As I understand it, one criticism of puzzles in games is that they rely on player skill, not character skill. For people used to modern rule sets, that's a valid concern as the nature of role playing assumed is of the school of thought that says "my character is solving the puzzle and my character is smarter/dumber than I am." Older games tend to see challenging the player's ability to solve the puzzle as just another accepted aspect of the game, with no allowance made for character ability.
The other criticism I have seen is that either the GM creates a puzzle that is reduced to rolling various skill checks to solve, in which case the effort seems wasted, or the puzzle is either too easy or too hard for the players themselves to solve, producing either boredom or frustration.
For social games,I tend to buy into the dilemma of the second paragraph and that eliminates my desire to create puzzles in that case.
Solo games are a different animal though.
For one, I know what kinds of puzzles I like, and know at what difficulty I have a reasonable chance of solving them. I also don't mind if my personal ability is challenged. Still, I do want to make some allowance that my characters have abilities that I do not.
Here's what I' thinking - just a brainstorm, and fully untested:
I know I like sudoku. I also know that even when I'm in a groove, it can take me several minutes to solve even the easiest of them. So, I'll use sudoku as my out of game representation of the puzzle.
To account for in-game player advantages/disadvantages:
- If a PC has an intelligence of 13 or higher, then if I roll under that number, I can add 1 minute (or some other amount of time) to the time I have to solve the puzzle.
- If the PC has an INT of less than 9, and I roll under, I don't take a penalty, but if I roll over, then I take a 1 minute (or some other amount of time) penalty.
- For those with average scores 9-12 - over yields a penalty and under yields a bonus.

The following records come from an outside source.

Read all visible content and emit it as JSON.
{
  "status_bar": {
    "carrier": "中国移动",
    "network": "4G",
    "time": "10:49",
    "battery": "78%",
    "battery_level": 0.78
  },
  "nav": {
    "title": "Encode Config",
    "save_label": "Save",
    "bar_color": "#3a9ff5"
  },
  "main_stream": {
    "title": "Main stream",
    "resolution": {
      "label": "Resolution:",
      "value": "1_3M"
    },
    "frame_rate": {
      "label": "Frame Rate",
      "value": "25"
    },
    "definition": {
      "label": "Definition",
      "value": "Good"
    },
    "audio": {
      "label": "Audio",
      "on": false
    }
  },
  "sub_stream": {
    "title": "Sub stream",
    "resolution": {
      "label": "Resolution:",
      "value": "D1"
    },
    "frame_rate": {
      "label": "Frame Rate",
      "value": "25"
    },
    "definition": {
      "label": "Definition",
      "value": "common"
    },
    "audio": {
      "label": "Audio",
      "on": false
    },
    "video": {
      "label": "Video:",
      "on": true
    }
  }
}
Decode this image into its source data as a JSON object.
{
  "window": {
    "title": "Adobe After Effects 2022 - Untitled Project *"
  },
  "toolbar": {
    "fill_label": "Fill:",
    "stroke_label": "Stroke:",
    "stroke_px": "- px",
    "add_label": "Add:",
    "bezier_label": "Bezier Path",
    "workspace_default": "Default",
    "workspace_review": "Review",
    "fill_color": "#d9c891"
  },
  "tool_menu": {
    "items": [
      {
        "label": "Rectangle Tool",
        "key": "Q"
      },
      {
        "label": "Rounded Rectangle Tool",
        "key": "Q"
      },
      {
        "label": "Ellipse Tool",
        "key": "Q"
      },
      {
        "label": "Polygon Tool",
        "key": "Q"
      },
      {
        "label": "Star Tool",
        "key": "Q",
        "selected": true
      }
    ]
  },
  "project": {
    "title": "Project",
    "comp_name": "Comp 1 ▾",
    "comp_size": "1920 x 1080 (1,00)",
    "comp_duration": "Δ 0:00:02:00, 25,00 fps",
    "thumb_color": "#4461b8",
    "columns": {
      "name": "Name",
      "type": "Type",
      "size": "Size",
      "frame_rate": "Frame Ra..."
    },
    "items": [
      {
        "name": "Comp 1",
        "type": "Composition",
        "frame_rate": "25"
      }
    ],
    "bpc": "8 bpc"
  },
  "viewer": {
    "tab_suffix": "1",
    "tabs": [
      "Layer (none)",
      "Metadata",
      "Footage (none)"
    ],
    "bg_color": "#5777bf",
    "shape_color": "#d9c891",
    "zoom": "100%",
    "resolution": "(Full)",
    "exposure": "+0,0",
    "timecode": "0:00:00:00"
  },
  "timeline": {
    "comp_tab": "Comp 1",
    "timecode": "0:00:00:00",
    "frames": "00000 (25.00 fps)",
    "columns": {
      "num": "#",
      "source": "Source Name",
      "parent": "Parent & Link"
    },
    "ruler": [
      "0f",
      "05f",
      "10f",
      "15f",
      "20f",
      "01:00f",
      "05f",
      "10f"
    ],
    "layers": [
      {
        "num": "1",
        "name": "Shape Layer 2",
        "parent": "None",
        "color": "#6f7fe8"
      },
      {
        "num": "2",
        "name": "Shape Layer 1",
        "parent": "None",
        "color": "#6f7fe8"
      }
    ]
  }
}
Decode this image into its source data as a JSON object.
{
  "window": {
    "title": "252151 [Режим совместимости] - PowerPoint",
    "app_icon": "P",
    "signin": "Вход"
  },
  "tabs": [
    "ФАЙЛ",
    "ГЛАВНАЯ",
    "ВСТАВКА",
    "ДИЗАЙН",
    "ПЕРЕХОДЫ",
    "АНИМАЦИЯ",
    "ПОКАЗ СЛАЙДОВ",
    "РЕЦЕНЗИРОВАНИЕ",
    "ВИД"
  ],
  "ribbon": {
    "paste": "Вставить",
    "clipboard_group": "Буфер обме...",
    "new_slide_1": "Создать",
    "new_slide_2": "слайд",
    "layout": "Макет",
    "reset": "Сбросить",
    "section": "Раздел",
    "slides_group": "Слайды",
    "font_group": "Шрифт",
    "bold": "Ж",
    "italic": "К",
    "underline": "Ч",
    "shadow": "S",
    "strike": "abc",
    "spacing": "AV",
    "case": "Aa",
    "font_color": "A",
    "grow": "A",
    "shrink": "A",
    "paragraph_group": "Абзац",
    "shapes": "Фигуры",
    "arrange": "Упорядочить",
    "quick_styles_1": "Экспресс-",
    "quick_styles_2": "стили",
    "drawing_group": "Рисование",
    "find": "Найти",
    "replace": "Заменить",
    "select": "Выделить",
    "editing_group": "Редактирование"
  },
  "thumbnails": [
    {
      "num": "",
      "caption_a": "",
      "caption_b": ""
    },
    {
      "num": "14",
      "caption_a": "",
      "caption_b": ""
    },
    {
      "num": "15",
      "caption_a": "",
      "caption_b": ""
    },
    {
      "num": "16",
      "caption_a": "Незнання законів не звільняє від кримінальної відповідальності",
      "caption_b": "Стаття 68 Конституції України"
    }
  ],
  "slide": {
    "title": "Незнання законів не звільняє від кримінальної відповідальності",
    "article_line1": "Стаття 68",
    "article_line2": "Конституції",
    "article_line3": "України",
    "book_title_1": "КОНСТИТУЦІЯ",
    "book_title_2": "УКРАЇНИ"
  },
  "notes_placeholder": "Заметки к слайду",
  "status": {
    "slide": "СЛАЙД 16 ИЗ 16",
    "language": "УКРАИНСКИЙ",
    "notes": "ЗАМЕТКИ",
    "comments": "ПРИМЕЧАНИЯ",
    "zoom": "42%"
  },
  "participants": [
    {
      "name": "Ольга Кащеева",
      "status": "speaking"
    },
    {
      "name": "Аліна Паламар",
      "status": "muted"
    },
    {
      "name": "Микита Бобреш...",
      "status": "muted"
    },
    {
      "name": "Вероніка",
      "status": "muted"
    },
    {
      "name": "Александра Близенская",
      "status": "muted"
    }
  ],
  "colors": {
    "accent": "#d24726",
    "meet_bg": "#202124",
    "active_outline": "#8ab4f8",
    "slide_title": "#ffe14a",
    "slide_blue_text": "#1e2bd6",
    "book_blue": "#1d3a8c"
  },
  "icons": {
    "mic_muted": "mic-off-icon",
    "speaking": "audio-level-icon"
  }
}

I suppose an alternative would be to account for the difference between the rolled score and the INT score at 10 seconds per point.
Or perhaps just use the INT below 9 as a minus and INT above 12 as a bonus, but that method means that there's never a chance for luck(good or bad), a random spark of genius, or having a brain fart.
Hopefully, in the next session I'll have a chance to put one of these methods to the test.